All spring and summer long, our flock takes care of us. They give us tons of eggs on very little feed. If you let your chickens out to free range everyday, you get even more “bang for your buck.”
This all changes when cold weather sets in. Our chickens need us now, more than ever, to take care of their dietary needs.
While free-ranging during the warmer months, chickens easily fill their diet with everything they need. Chickens are omnivores, meaning they need to consume both vegetable matter and protein. Fresh grass and seeds are readily available in our yards during spring and summer. While, insects, like crickets, grubs,and grasshoppers, fill the protein void in their diet.
As we know, winter is a very lean time. There is little to no greenery for foraging. I live in Alabama, so the ground isn’t covered in a layer of snow, but none-the-less, the grass is brown and dead, making pickings lean. In climates up north, snow on the ground can make finding any goodies all but impossible for our poor flock.
Don’t despair! You can supplement your flock’s diet in lots of ways!
Greenery and Grains:
Plant Some Greens
- Leafy vegetables and grasses are very beneficial for a hen’s overall health. Plan ahead by dedicating a small plot of land to grow winter greens just for your chickens. Use organic, untreated seeds. Some great choices are romaine, clover, arugula, collard greens, turnip greens, dandelion, bitter cress, parsley, oregano, carrot tops, and kale. Cut the green tops off the plants, and serve to the chickens!
- Rye can be fed to chickens, and it grows well in winter. However, too much can give them sticky feces, so should be given in moderation.
- Spinach also should be fed in very small quantities as it contains oxalic acid. Oxalic acid, in high amounts, reduces the body’s ability to absorb calcium.
Soaked Alfalfa Cubes
- Available at most feed stores, dried alfalfa cubes are a great leafy addition. The cubes simply need to be soaked in water, and fed directly as a yummy mush. Alfalfa cubes are best, not the actual hay. The hay is too large and coarse for hens to consume.

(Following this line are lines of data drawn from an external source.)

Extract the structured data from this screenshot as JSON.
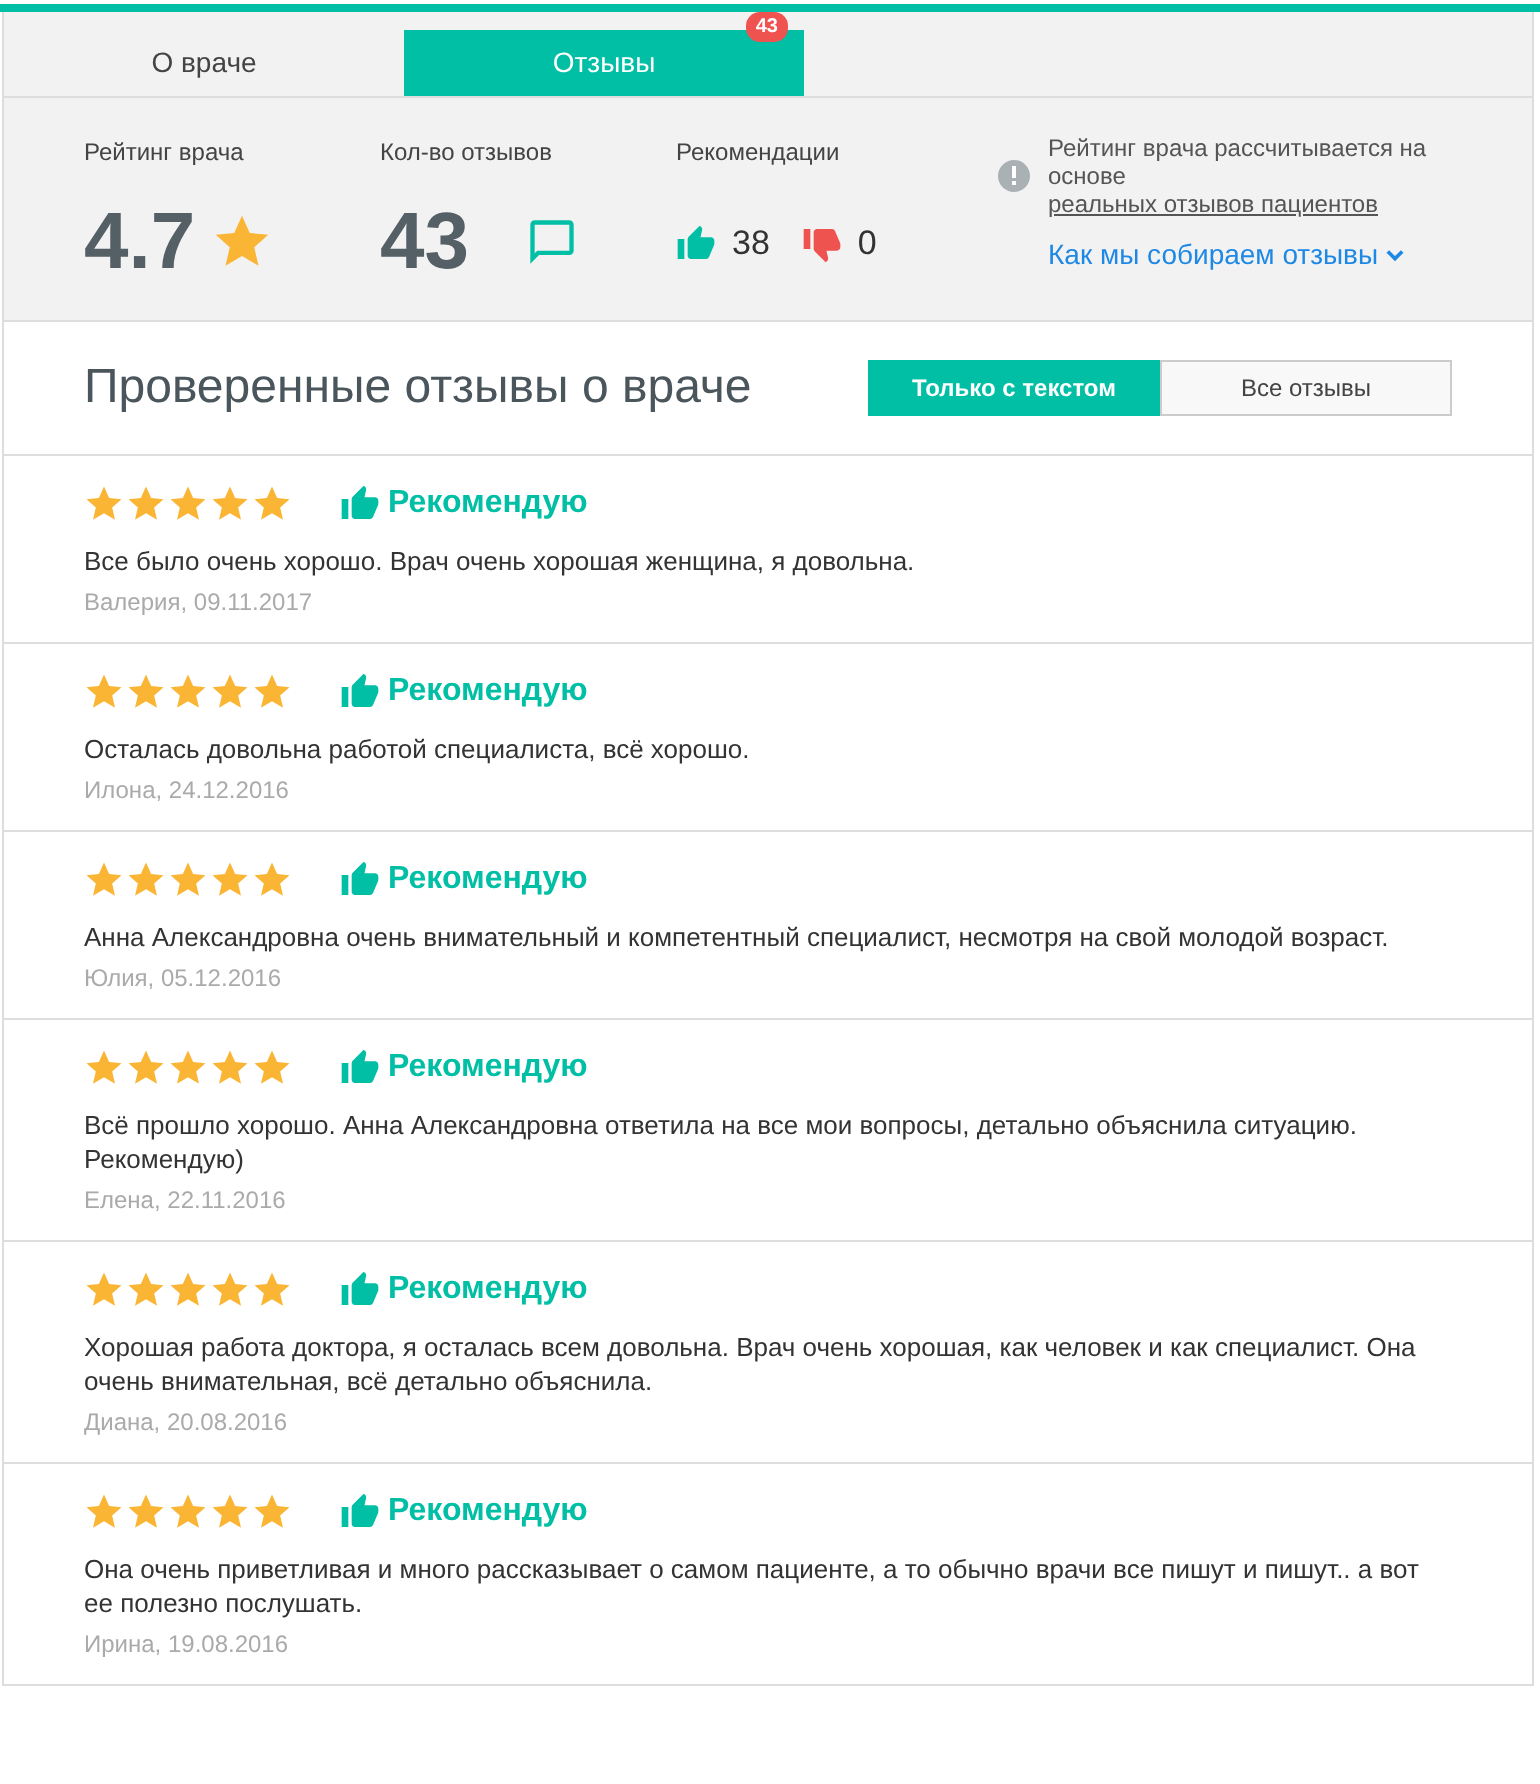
{
  "tabs": [
    {
      "label": "О враче",
      "selected": false
    },
    {
      "label": "Отзывы",
      "selected": true,
      "badge": "43"
    }
  ],
  "stats": {
    "rating": {
      "label": "Рейтинг врача",
      "value": "4.7"
    },
    "count": {
      "label": "Кол-во отзывов",
      "value": "43"
    },
    "recommendations": {
      "label": "Рекомендации",
      "likes": "38",
      "dislikes": "0"
    },
    "info": {
      "text": "Рейтинг врача рассчитывается на основе ",
      "link": "реальных отзывов пациентов",
      "more": "Как мы собираем отзывы"
    }
  },
  "reviews_header": {
    "title": "Проверенные отзывы о враче",
    "filters": [
      {
        "label": "Только с текстом",
        "selected": true
      },
      {
        "label": "Все отзывы",
        "selected": false
      }
    ]
  },
  "reviews": [
    {
      "stars": 5,
      "recommend": "Рекомендую",
      "text": "Все было очень хорошо. Врач очень хорошая женщина, я довольна.",
      "author": "Валерия, 09.11.2017"
    },
    {
      "stars": 5,
      "recommend": "Рекомендую",
      "text": "Осталась довольна работой специалиста, всё хорошо.",
      "author": "Илона, 24.12.2016"
    },
    {
      "stars": 5,
      "recommend": "Рекомендую",
      "text": "Анна Александровна очень внимательный и компетентный специалист, несмотря на свой молодой возраст.",
      "author": "Юлия, 05.12.2016"
    },
    {
      "stars": 5,
      "recommend": "Рекомендую",
      "text": "Всё прошло хорошо. Анна Александровна ответила на все мои вопросы, детально объяснила ситуацию. Рекомендую)",
      "author": "Елена, 22.11.2016"
    },
    {
      "stars": 5,
      "recommend": "Рекомендую",
      "text": "Хорошая работа доктора, я осталась всем довольна. Врач очень хорошая, как человек и как специалист. Она очень внимательная, всё детально объяснила.",
      "author": "Диана, 20.08.2016"
    },
    {
      "stars": 5,
      "recommend": "Рекомендую",
      "text": "Она очень приветливая и много рассказывает о самом пациенте, а то обычно врачи все пишут и пишут.. а вот ее полезно послушать.",
      "author": "Ирина, 19.08.2016"
    }
  ]
}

- Soaked grains are a very popular and easy way to add probiotics to your flock’s diet. Soaking the grains, leads to fermentation. Fermented grains are easier for chickens to digest. The lactic acid built up in the process, ensures no bad bacteria can live. It has been shown to reduce the number of acid sensitive gut bacteria, such as E.Coli. Research also has proven hens produce thicker eggshells when fed this.
- To Make:
- 5 Gallon Bucket with Lid
- Fill 1/3 full of grains (oats, barley, wheat, corn, etc)
- Fully cover grains with chlorinated water (setting water out for 24 hours without a lid can allow the chlorine to evaporate)
- Grains must remain all the way submerged
- Room temperature, stir daily
- After 3-4 days, if you see bubbles, it is ready to serve!
Serve small scoopfuls everyday and just add back to amount you take away to the original mix. Do not use if it smells alcoholic or rancid.
- Table scraps are an economical and easy way to give extra food to your flock. Try to save them a little bucket of leftovers everyday, and they will absolutely love you! Some great ones include cooked veggies, seeds, cooked popcorn, cooked meats, leftover berries, and bread products (in moderation).
Fresh or Canned Fish
- Yes! Chickens can eat fish! They actually can consume it raw or cooked! Canned tuna, mackerel, sardines, or any white meat fish is acceptable. Fish is very high in protein and omega-3 fatty acids. Give it about once a week, as a snack!
- Although pricey, chickens will go absolutely crazy over some delicious meal worms. Meal worms are high in healthy proteins and can be purchased freeze dried at most feed stores. Crickets purchased from a bait and tackle shop are also a great weekly winter treat, as well as enrichment!
Lastly, remember to give your flock grit.
In places of the country where it snows, the entire ground can be covered in snow, making it difficult for free-ranging birds to find the natural grit they need.
Grit should be supplied year round. If your flock has a large space outdoors to roam, they may can find enough small stones and grit on their own. Most feed stores will sell ground up oyster shells for chicken grit. Some feed stores are also offering “pigeon grit.” Pigeon grit can be given to chickens, but is called that because the pieces are small enough for farmers with small birds, like pigeons or pheasants. Pigeon grit is essentially tiny granules of granite, often dusted with a mix of vitamins and minerals.
Thanks for taking to time to read! Now you’ll be armed with all sorts of winter foraging tips and tricks!